EXERCISE INSTRUCTIONS:
For the entries below, how many lines include the word "Dress"? Give the figure and nothing more.

======

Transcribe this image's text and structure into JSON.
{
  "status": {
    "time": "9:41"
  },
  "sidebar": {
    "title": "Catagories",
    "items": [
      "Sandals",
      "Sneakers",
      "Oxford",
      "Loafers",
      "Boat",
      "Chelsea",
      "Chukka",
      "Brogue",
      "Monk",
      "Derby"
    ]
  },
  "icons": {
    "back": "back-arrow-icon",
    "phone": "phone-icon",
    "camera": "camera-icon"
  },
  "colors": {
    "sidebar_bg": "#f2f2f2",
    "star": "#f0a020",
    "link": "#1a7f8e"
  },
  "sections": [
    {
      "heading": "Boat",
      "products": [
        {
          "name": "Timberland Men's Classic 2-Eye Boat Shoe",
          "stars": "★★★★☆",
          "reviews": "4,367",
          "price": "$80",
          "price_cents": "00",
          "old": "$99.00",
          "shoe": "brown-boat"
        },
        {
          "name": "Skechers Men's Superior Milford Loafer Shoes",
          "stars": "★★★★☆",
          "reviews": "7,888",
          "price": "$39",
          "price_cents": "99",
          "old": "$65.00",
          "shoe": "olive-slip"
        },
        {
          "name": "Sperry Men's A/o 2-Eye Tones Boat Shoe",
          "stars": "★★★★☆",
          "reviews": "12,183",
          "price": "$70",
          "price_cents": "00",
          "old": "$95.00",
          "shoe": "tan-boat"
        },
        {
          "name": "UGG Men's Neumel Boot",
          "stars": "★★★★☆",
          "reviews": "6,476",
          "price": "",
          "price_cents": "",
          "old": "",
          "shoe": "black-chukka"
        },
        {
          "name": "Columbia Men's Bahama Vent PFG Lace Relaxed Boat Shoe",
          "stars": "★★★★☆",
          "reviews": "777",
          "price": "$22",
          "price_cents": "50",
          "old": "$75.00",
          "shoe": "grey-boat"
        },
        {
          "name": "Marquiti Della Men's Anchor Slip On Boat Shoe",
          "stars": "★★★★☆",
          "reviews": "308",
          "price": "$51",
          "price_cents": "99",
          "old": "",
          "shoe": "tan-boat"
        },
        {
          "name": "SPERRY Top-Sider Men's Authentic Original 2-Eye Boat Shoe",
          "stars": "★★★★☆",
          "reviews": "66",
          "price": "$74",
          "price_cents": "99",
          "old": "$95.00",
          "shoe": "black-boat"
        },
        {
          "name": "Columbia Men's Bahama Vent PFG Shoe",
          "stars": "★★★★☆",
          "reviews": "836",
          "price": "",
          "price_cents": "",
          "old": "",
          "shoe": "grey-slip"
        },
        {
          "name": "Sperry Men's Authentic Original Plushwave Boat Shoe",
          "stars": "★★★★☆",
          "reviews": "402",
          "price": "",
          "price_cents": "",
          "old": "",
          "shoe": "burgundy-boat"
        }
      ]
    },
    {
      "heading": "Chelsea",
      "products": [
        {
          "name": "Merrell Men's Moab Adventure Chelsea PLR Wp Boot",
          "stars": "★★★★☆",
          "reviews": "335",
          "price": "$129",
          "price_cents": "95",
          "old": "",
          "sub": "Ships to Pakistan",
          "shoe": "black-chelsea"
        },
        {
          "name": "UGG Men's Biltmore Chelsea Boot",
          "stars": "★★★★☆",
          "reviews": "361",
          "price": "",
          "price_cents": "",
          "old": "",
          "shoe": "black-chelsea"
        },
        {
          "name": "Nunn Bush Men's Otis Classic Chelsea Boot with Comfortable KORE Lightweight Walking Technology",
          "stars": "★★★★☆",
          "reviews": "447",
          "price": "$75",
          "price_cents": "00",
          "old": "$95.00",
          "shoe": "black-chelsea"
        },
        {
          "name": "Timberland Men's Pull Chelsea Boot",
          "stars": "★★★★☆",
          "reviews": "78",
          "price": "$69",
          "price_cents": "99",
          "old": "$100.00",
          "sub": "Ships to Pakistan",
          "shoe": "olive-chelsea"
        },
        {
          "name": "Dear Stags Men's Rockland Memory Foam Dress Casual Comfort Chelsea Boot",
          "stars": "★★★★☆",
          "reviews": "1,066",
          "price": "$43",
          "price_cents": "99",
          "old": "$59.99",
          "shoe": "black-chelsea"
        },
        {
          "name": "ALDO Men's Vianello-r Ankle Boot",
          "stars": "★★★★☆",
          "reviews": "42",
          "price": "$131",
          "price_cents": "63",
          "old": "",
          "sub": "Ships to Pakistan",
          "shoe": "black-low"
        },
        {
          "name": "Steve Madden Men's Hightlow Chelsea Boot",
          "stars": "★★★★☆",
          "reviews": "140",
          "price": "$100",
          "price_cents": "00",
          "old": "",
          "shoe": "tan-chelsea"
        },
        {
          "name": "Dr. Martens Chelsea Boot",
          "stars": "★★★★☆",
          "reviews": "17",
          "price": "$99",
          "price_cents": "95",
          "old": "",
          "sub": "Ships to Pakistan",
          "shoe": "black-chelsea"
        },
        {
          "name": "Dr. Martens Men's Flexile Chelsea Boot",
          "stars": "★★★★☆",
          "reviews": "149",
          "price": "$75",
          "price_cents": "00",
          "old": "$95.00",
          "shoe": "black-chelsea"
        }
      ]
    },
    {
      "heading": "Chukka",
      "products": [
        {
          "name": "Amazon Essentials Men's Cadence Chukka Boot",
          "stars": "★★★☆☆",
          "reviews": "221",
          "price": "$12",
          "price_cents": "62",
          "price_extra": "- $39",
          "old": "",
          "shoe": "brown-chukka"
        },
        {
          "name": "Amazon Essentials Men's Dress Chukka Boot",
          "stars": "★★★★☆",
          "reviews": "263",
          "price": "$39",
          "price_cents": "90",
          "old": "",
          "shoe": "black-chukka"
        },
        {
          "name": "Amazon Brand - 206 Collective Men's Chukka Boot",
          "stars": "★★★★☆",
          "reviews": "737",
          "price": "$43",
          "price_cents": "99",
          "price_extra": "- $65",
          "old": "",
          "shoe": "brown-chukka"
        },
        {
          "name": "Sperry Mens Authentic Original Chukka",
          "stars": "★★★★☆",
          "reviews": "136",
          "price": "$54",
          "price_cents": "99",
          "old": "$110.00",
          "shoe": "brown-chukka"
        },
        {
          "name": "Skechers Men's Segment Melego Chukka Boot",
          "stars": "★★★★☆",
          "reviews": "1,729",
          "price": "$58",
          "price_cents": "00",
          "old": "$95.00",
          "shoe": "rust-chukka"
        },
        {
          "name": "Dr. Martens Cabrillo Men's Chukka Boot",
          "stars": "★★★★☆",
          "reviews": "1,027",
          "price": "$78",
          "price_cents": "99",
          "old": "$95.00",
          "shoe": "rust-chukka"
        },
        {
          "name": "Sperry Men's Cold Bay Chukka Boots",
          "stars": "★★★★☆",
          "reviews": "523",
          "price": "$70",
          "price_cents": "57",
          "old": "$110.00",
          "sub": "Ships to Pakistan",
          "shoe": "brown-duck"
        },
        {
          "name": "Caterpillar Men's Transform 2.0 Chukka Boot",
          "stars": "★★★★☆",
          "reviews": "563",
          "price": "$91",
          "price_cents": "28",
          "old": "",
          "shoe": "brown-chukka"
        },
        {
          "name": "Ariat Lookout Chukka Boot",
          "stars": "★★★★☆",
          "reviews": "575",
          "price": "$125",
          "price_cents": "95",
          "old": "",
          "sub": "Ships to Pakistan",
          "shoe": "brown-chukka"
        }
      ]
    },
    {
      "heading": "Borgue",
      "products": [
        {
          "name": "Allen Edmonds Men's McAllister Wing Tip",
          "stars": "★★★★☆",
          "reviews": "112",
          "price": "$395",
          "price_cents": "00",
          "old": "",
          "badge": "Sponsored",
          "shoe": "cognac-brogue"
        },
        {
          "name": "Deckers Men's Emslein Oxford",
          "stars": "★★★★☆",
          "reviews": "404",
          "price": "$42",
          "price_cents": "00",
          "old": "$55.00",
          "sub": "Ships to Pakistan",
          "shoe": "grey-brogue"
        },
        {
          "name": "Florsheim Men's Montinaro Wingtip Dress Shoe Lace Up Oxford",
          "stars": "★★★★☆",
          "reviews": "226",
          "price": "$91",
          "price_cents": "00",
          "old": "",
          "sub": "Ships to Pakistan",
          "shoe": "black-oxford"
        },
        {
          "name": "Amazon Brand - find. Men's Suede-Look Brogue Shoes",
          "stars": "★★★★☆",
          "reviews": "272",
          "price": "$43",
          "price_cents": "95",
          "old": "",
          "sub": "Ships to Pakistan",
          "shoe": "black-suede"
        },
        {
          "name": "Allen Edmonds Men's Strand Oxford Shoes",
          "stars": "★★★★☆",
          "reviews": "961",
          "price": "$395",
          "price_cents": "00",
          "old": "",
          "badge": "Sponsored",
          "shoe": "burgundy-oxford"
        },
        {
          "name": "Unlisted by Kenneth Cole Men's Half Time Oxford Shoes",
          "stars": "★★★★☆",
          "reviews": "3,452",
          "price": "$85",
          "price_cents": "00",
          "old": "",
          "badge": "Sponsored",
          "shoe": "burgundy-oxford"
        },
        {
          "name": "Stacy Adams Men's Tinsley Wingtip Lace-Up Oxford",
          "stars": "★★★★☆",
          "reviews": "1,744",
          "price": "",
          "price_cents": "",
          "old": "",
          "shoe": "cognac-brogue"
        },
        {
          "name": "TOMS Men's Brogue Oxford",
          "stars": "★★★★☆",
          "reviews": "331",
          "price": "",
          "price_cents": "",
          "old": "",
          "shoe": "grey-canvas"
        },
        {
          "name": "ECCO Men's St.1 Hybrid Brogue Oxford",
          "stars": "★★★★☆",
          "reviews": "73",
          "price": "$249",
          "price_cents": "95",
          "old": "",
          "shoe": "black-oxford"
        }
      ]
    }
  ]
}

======

FINISHED EXERCISE:
3